Reining in Wall Street: Round 1

A year and a half after the financial meltdown, Congress is about to
conclude Round One of the fight over reining in Wall Street. Let's hope
they're not planning to hang up their gloves.

The House and Senate are still working out the differences in their
respective versions of the financial reform bills. It's not too early,
however, to say that while the legislation will make some positive
differences in the lives of ordinary people and small businesses, it
will not be enough.

If we're to restore the financial sector to its original purpose of
serving the real economy, there will need to be more battles to come.

First, though, here are some of the highlights:

  • Consumer protection: A new Consumer Financial
    Protection Bureau will crack down on predatory lenders and fraudsters
    and make sure credit card and mortgage documents are written in plain
  • Mortgage reform: The Senate version
    bans kickbacks to loan officers who steer clients to higher-risk,
    higher-cost products. According to Bob Kuttner of the American
    Prospect, "had this been in force in 2006, there would have been no
    sub-prime crisis."
  • Derivatives reform:
    Although corporate lobbyists won some big loopholes, most derivatives
    trading will be brought out of the shadows and onto open exchanges. The
    hope is regulators will be able to better track and respond to the kind
    of out-of-control gambling that inflated the last financial market
    bubble. A Senate provision also forces the big banks to spin off some
    types of derivatives trading, but that's expected to die in the
    House-Senate conference committee.
  • Shareholder rights:
    Shareholders will get a "say on pay" on executive compensation.
    Although it's a nonbinding vote, the embarrassment factor might
    discourage boards from approving particularly obscene pay packages.
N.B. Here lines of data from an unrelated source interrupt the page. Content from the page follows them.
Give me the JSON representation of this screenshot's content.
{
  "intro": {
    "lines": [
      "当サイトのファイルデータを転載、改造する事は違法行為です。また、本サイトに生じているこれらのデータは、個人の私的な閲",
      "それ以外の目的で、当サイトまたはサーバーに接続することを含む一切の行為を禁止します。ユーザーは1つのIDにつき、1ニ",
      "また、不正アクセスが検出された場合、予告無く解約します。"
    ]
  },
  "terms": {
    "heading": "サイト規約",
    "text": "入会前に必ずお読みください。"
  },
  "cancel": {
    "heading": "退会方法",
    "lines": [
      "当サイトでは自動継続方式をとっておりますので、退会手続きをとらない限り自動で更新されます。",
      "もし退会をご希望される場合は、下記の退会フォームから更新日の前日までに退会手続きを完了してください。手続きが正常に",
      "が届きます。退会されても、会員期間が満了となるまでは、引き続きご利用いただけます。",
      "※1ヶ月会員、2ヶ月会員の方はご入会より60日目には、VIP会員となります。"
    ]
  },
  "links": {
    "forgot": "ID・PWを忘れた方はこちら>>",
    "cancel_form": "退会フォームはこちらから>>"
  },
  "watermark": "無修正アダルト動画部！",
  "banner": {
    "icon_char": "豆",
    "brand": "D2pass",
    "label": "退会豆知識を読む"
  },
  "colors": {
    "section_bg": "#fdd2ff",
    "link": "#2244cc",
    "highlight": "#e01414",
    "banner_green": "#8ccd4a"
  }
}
The
    bills also make it easier for investors to nominate candidates for
    corporate boards, giving them more power to hold directors accountable.

These are small, positive steps in the right direction, but they do
not alter Wall Street's basic business model. They will shine a
brighter light on the financial sector and make some dangerous behavior
less profitable. But big-time gamblers will still have too much power
to run our economy like a casino.

That's why we need to start planning for Round Two. Here are two key pieces of unfinished business:

  • Breaking up the banks: The pending bills give
    government the power to seize and close down large failing firms that
    threaten the financial system, but they do nothing to limit bank size
    in the first place. As long as we have banks that are "too big too
    fail," taxpayers will always be on the hook for future bailouts.
  • Taxing the speculators: There is growing momentum around the world behind proposals to place a tiny tax (not more than 0.25%) on trades of derivatives,
    stocks, and currencies, as a way to curb excessive short-term
    speculation and raise hundreds of billions of dollars that could go to
    green jobs, health care, and climate finance.

On May 17, more than a thousand people rallied in Washington, DC,
calling for such a "financial speculation tax" as part of a broader
financial reform agenda. Under a steady cold rain, protestors expressed
the high level of anger over Wall Street's continued excesses at a time
when ordinary working families are still suffering from the crisis.

This Institute for Policy Studies video captures diverse
perspectives on why financial speculation taxes are one piece of the

The Washington rally was part of an international week of action to
"Make Finance Pay," with events in at least seven countries. Many chose
a Robin Hood theme, to make the point that a financial speculation tax
could generate massive revenues to fight poverty and other urgent needs.

In London, for example, campaigners dressed as Robin Hood delivered
giant mosaics of pictures of supporters to new members of Parliament.
In Berlin, activists performed a stunt in front of the Brandenburg
Gate, attacking a bankers' carriage with big bags of money and
redistributing it in smaller packets for the poor and the planet. In
Ottawa, the Canadian campaign staged a tug-of-war in front of the
Parliament building that pitted bankers against "the people" (plus one
polar bear).

As we roll up our sleeves for the next battle, it's important to
remember that it took 1930s reformers seven years to enact the six
landmark bills that helped stabilize the financial industry for many
decades. Less than two years into this crisis, it's time to join our
allies around the world and build a long-term, creative campaign to
transform the Wall Street economy.

This article was written for YES! Magazine, a national, nonprofit media organization that fuses powerful ideas and practical actions. Licensed under a Creative Commons Attribution-Share Alike 3.0 License.